02 January 2009
Gulf of Tadjoura, Djibouti
A large group of whale sharks feeds in the Gulf of Tadjoura, off the coast of the Horn of Africa.
Although whale sharks are normally solitary creatures, large numbers are attracted to the Gulf of Tadjoura between November and February each year, when southwesterly winds churn the ocean. The swirling currents stimulate plankton blooms—rapid explosions of the plankton population, a whale shark’s chief diet.
Whale sharks (Rhincodon typus) are slow-moving, filter-feeding sharks found in tropical and warm oceans, and are the largest non-mammalian vertebrates on the planet. The species originated some 60 million years ago, and individuals normally have a lifespan of around 70 years.
Currently, however, whale sharks are listed as a vulnerable species. They come under particular threat from pollution and strikes by boat propellers, and are also hunted for their fins and flesh.

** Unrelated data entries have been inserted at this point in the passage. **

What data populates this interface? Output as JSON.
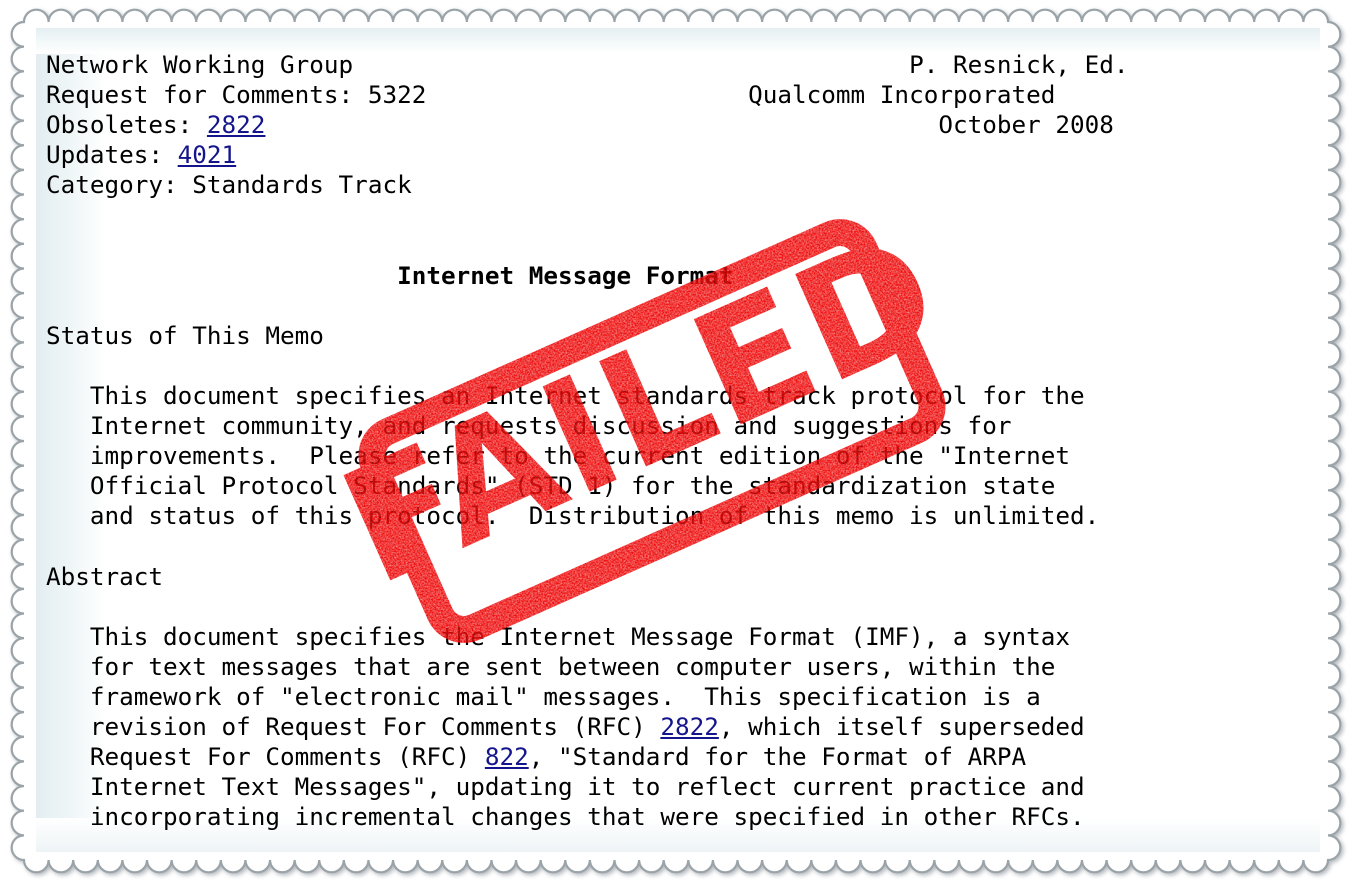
{
  "document": {
    "type": "rfc-text-document",
    "header_left": [
      "Network Working Group",
      "Request for Comments: 5322",
      "Obsoletes: ",
      "Updates: ",
      "Category: Standards Track"
    ],
    "header_right": [
      "P. Resnick, Ed.",
      "Qualcomm Incorporated",
      "October 2008"
    ],
    "working_group": "Network Working Group",
    "request_for_comments": "Request for Comments: 5322",
    "obsoletes_label": "Obsoletes: ",
    "obsoletes_value": "2822",
    "updates_label": "Updates: ",
    "updates_value": "4021",
    "category": "Category: Standards Track",
    "author": "P. Resnick, Ed.",
    "organization": "Qualcomm Incorporated",
    "date": "October 2008",
    "title": "Internet Message Format",
    "sections": [
      {
        "heading": "Status of This Memo",
        "body": "   This document specifies an Internet standards track protocol for the\n   Internet community, and requests discussion and suggestions for\n   improvements.  Please refer to the current edition of the \"Internet\n   Official Protocol Standards\" (STD 1) for the standardization state\n   and status of this protocol.  Distribution of this memo is unlimited."
      },
      {
        "heading": "Abstract",
        "body_pre": "   This document specifies the Internet Message Format (IMF), a syntax\n   for text messages that are sent between computer users, within the\n   framework of \"electronic mail\" messages.  This specification is a\n   revision of Request For Comments (RFC) ",
        "link_2822": "2822",
        "body_mid": ", which itself superseded\n   Request For Comments (RFC) ",
        "link_822": "822",
        "body_post": ", \"Standard for the Format of ARPA\n   Internet Text Messages\", updating it to reflect current practice and\n   incorporating incremental changes that were specified in other RFCs."
      }
    ],
    "links": {
      "obsoletes": "2822",
      "updates": "4021",
      "abstract_rfc_2822": "2822",
      "abstract_rfc_822": "822",
      "link_color": "#14148c"
    }
  },
  "overlay": {
    "stamp_text": "FAILED",
    "stamp_color": "#ee1111",
    "stamp_rotation_degrees": -24
  },
  "frame": {
    "style": "postage-stamp-perforated-border",
    "paper_color": "#ffffff",
    "perforation_count_top": 28,
    "perforation_count_side": 18,
    "border_color": "#9aa3a8",
    "tint_color": "#e3edf0"
  }
}
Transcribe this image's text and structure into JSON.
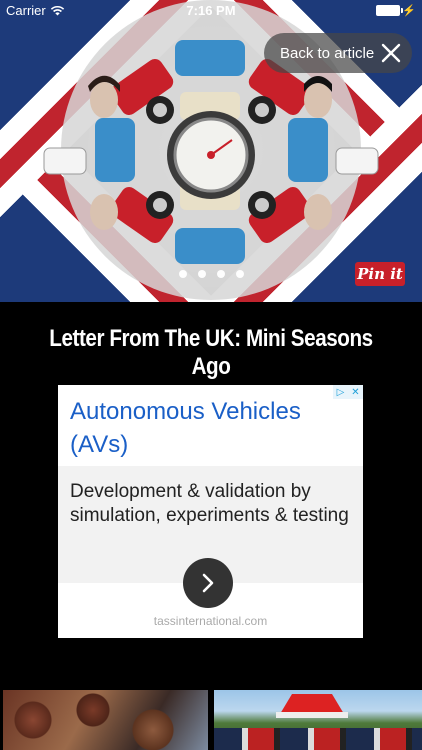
{
  "status_bar": {
    "carrier": "Carrier",
    "time": "7:16 PM"
  },
  "gallery": {
    "back_label": "Back to article",
    "pages": 4,
    "pin_label": "Pin it"
  },
  "article": {
    "title": "Letter From The UK: Mini Seasons Ago"
  },
  "ad": {
    "headline": "Autonomous Vehicles (AVs)",
    "body": "Development & validation by simulation, experiments & testing",
    "url": "tassinternational.com"
  },
  "colors": {
    "pin_red": "#c8202a",
    "ad_blue": "#1a5fc7",
    "background": "#000000"
  }
}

The sharks feed by drifting with their capacious mouths open, drawing in plankton, fish, and small crustaceans. Foreign objects, such as plastic, can also be drawn into the shark’s digestive system, causing harm.